== Segment start ==
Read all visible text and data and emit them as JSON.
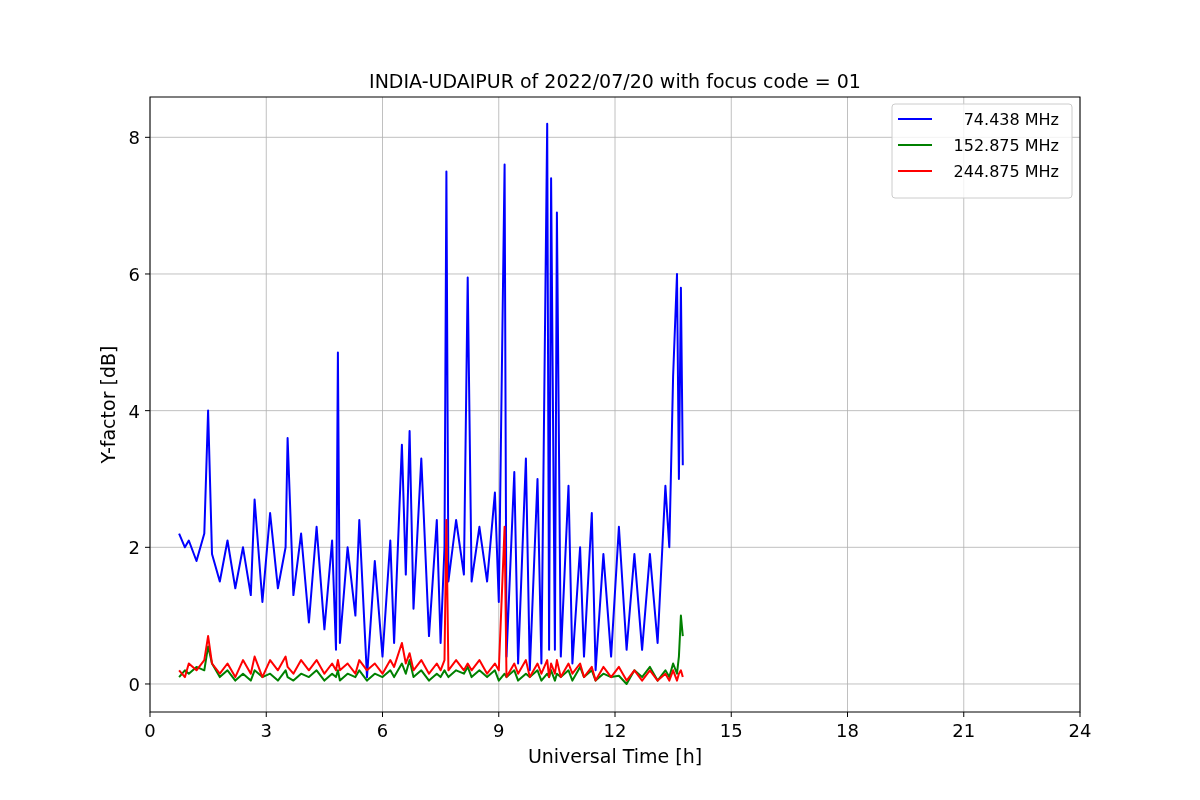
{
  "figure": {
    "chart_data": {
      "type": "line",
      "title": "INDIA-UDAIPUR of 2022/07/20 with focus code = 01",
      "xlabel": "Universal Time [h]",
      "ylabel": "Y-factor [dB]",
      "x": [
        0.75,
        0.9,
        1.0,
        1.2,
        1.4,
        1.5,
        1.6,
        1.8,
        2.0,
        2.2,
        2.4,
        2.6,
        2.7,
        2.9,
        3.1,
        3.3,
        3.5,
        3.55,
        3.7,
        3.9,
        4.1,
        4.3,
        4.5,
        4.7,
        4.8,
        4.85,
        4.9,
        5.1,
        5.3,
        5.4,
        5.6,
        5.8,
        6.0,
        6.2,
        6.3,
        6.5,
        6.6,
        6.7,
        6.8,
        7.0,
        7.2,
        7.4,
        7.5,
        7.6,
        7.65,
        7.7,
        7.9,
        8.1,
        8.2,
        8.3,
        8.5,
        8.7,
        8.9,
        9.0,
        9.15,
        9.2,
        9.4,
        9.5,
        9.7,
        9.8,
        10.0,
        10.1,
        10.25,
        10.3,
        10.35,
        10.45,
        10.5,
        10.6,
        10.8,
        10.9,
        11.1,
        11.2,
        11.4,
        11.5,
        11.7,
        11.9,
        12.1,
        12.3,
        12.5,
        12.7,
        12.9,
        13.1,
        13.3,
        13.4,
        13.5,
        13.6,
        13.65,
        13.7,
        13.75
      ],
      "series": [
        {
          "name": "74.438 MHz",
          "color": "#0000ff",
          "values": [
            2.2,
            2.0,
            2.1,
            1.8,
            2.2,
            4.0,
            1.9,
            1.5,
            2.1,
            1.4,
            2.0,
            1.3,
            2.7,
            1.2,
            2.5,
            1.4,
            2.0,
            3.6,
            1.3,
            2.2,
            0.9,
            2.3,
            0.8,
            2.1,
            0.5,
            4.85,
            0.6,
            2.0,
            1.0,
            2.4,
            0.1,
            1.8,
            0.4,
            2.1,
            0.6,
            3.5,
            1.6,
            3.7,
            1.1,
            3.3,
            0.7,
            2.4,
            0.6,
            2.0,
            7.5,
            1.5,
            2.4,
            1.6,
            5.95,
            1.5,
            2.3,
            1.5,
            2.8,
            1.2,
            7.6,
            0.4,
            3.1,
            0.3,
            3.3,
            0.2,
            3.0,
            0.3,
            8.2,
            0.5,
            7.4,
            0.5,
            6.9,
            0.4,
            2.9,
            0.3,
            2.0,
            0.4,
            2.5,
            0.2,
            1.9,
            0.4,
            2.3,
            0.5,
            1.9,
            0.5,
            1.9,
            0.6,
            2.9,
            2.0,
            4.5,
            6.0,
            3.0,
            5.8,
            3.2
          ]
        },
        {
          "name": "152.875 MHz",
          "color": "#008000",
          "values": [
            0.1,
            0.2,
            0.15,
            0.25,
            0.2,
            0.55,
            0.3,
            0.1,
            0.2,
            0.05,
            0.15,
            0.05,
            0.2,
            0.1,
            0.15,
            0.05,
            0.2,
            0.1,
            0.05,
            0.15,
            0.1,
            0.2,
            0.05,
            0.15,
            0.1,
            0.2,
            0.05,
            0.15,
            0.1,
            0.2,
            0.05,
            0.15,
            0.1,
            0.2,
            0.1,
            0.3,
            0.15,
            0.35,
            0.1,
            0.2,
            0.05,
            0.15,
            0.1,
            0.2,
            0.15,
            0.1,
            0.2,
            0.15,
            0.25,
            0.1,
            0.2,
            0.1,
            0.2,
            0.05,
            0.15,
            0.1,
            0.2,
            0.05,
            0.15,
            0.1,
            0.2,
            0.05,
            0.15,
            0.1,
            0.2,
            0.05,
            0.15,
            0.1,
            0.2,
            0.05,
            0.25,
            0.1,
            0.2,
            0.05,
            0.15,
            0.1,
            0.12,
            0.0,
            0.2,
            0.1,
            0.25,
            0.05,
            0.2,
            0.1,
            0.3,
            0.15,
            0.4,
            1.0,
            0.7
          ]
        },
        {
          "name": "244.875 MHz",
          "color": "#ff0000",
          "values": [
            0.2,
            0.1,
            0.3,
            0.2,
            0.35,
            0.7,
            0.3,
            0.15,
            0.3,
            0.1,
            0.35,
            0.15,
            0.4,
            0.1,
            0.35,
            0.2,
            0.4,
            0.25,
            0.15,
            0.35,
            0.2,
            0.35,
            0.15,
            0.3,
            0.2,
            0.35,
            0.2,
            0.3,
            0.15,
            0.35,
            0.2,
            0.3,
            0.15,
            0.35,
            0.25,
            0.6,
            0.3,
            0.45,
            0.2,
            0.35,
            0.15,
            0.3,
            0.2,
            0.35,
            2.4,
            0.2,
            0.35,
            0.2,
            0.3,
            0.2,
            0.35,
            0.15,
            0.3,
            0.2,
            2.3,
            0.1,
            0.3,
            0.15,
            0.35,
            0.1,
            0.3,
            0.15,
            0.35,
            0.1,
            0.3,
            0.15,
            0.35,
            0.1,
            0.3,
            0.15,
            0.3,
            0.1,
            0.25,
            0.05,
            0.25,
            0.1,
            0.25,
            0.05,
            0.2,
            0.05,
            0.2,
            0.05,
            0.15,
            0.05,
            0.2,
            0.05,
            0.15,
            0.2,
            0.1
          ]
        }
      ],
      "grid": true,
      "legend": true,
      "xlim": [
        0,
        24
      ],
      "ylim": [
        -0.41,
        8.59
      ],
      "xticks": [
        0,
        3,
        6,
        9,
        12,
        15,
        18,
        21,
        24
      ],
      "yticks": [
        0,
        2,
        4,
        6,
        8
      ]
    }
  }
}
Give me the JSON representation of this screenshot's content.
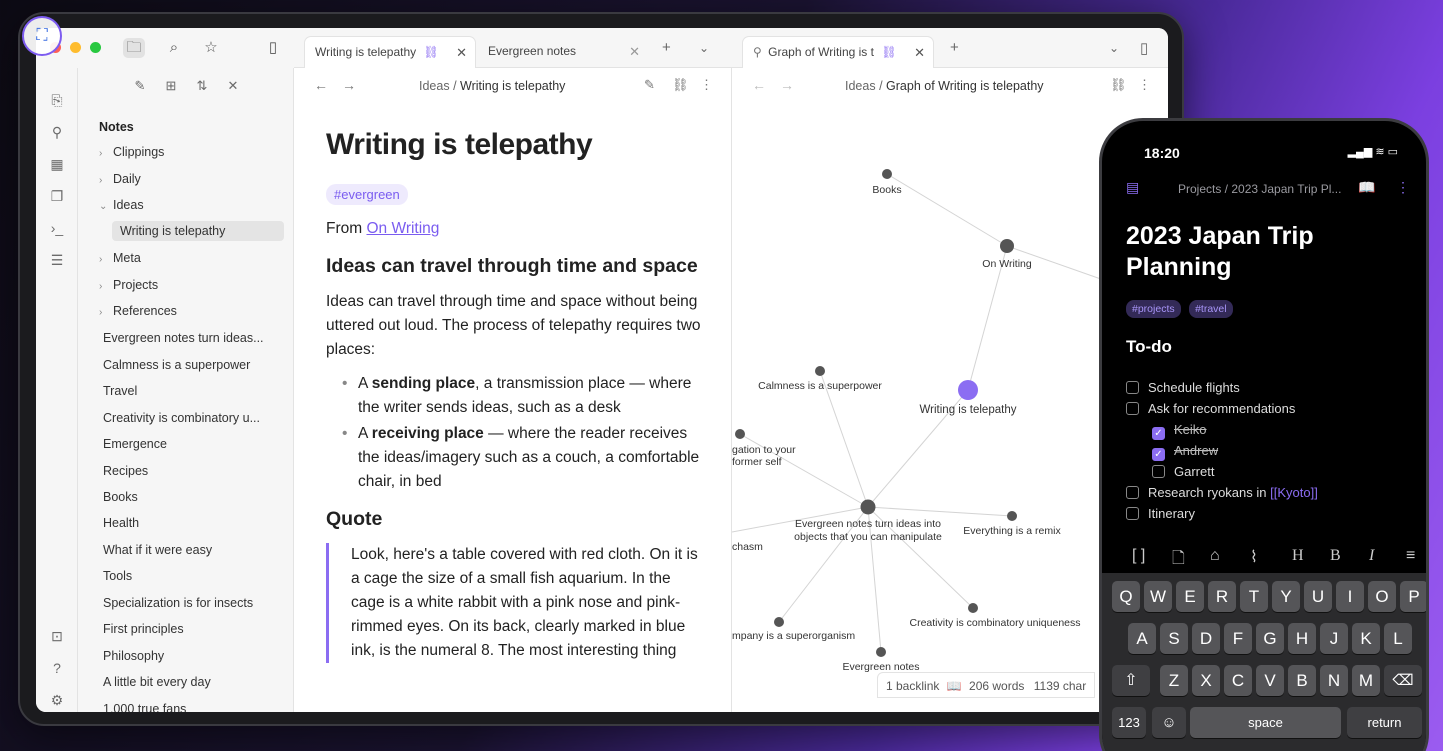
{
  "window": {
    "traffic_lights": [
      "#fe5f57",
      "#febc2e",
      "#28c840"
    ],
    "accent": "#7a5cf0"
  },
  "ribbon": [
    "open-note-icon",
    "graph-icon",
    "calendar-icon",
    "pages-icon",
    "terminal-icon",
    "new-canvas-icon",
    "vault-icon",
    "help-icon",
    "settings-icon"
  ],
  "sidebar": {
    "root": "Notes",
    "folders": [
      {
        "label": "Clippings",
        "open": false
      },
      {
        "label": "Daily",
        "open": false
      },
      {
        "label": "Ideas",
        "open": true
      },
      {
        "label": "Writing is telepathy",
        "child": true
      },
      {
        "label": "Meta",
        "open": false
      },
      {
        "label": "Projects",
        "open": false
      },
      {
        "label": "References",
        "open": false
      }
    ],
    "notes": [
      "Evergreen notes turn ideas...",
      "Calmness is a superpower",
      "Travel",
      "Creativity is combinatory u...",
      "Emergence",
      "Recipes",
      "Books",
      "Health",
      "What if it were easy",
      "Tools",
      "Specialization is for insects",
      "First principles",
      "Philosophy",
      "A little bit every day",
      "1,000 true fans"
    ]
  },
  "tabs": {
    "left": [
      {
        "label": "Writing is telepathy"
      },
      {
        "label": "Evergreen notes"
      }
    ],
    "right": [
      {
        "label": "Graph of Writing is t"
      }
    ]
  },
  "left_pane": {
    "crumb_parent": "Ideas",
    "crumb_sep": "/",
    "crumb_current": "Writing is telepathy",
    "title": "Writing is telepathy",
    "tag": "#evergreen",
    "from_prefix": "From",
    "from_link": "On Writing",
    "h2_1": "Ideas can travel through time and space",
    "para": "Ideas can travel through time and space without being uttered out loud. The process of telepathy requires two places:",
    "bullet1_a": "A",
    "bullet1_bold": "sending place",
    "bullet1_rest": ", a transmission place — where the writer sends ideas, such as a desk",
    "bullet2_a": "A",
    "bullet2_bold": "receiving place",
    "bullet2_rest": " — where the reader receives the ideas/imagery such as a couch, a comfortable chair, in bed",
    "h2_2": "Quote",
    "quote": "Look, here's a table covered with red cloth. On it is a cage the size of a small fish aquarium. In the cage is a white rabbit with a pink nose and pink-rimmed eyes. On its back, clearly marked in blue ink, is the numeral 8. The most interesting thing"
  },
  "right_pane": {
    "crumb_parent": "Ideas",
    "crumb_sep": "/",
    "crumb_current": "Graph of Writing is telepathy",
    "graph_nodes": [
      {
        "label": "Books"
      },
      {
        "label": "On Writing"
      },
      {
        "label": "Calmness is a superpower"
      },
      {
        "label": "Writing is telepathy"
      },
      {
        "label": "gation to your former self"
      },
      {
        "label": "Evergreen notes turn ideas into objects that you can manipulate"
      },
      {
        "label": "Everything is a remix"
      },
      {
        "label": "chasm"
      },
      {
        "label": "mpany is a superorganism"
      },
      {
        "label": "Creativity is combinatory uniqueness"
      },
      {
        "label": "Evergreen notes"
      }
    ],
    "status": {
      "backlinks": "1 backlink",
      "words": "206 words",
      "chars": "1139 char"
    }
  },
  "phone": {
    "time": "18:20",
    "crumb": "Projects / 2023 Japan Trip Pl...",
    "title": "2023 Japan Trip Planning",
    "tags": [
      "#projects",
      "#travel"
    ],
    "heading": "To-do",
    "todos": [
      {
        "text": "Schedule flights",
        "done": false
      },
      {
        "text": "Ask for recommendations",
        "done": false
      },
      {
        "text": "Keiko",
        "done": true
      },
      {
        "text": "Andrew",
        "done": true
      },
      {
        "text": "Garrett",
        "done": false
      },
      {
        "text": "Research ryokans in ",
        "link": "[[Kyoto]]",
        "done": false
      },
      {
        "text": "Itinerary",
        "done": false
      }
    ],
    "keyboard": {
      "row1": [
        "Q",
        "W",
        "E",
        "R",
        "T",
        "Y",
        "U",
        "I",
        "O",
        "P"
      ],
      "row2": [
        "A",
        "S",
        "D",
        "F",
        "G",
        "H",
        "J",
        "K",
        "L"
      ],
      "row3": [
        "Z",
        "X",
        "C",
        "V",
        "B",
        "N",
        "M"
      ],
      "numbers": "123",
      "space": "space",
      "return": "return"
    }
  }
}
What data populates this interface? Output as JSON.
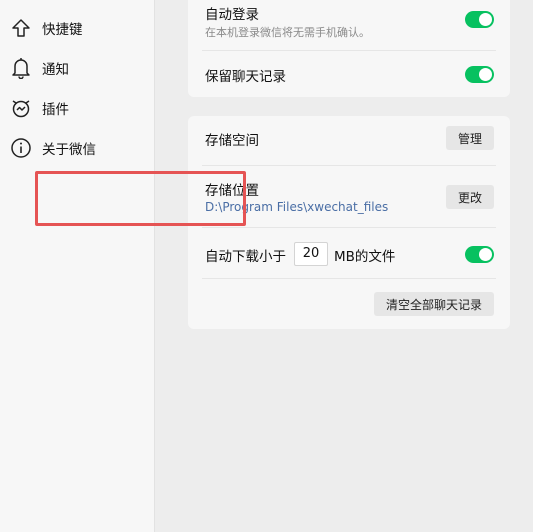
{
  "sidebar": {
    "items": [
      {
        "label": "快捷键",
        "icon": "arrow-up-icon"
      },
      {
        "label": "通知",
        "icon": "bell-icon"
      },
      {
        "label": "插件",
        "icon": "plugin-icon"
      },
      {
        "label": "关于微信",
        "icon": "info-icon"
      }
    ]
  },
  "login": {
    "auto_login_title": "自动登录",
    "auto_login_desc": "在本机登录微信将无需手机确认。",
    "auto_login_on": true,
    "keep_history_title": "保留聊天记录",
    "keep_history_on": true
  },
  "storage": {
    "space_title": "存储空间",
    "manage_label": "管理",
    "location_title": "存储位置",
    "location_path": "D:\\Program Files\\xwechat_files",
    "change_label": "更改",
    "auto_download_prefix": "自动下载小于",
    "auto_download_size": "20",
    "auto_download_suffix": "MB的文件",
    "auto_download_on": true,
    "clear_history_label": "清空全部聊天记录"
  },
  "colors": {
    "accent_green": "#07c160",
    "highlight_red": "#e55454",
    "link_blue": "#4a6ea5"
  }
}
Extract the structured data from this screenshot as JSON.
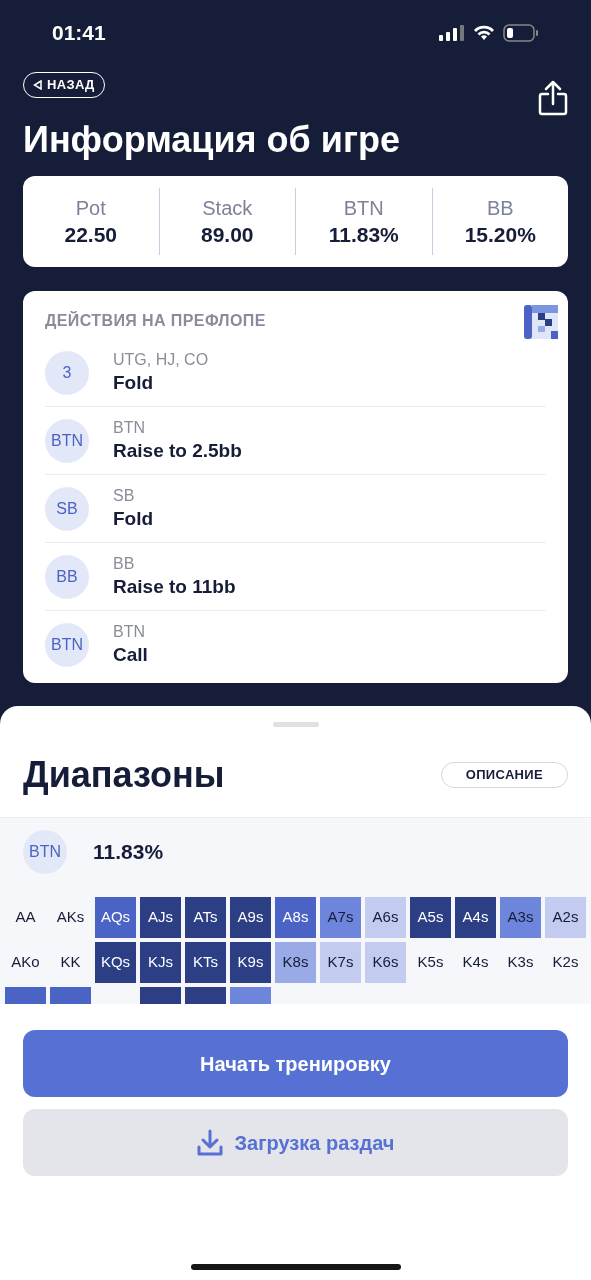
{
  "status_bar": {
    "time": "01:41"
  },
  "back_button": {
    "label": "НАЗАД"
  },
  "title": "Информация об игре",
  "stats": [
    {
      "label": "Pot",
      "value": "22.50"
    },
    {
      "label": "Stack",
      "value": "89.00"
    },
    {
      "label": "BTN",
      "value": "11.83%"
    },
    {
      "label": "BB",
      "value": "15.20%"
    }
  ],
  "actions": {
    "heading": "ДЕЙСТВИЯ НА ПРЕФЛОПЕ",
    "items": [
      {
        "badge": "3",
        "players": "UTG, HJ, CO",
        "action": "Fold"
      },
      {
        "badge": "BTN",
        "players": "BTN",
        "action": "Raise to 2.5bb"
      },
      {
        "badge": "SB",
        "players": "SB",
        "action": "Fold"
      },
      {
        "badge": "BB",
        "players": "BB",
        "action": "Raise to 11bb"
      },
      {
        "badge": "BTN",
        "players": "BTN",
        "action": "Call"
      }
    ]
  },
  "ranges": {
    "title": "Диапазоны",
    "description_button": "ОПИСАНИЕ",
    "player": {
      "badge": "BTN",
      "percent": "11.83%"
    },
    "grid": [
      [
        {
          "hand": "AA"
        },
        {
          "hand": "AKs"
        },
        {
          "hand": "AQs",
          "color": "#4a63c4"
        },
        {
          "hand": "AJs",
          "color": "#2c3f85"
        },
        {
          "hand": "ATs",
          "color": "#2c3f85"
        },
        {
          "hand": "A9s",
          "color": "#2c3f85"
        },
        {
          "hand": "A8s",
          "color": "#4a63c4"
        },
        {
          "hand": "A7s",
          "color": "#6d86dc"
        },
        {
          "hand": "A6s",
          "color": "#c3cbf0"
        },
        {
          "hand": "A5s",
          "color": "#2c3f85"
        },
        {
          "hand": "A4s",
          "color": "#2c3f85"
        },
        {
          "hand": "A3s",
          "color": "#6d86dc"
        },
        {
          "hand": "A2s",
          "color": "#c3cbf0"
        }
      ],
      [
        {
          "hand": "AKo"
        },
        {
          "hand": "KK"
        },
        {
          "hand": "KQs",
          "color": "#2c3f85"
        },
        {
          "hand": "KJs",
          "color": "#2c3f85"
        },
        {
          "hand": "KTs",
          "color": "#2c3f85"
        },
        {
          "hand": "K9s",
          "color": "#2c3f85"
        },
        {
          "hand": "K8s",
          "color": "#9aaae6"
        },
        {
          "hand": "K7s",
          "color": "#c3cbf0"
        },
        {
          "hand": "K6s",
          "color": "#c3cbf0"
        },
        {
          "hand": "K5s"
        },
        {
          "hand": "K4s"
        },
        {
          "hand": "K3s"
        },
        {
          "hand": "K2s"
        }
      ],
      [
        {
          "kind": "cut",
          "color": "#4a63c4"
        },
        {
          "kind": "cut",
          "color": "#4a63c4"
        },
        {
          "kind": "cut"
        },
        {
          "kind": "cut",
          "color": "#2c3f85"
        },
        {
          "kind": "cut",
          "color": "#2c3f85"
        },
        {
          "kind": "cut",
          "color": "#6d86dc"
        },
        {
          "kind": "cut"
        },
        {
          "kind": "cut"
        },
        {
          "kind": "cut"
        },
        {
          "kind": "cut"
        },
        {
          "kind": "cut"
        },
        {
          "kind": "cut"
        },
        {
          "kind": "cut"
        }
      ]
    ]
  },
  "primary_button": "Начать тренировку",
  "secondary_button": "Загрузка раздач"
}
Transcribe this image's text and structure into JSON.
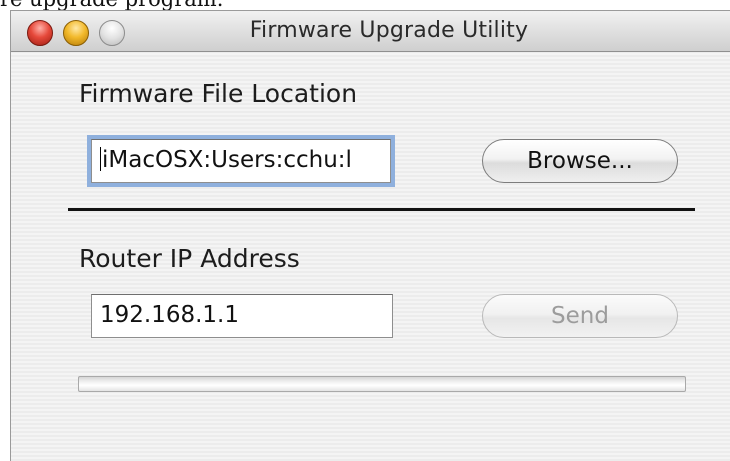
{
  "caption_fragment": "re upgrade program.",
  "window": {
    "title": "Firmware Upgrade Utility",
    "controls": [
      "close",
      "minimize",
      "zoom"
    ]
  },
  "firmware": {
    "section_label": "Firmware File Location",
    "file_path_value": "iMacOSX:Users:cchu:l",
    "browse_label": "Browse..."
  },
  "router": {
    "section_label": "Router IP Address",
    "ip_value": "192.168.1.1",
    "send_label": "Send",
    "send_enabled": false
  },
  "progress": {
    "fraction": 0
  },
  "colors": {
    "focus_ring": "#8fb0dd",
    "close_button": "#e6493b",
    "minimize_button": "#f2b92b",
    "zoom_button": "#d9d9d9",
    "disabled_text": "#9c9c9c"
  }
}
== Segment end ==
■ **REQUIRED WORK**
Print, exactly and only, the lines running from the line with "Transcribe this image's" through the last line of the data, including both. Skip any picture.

■ **RESULT**
Transcribe this image's text and structure into JSON.
{
  "caption_fragment": "re upgrade program.",
  "window": {
    "title": "Firmware Upgrade Utility",
    "controls": [
      "close",
      "minimize",
      "zoom"
    ]
  },
  "firmware": {
    "section_label": "Firmware File Location",
    "file_path_value": "iMacOSX:Users:cchu:l",
    "browse_label": "Browse..."
  },
  "router": {
    "section_label": "Router IP Address",
    "ip_value": "192.168.1.1",
    "send_label": "Send",
    "send_enabled": false
  },
  "progress": {
    "fraction": 0
  },
  "colors": {
    "focus_ring": "#8fb0dd",
    "close_button": "#e6493b",
    "minimize_button": "#f2b92b",
    "zoom_button": "#d9d9d9",
    "disabled_text": "#9c9c9c"
  }
}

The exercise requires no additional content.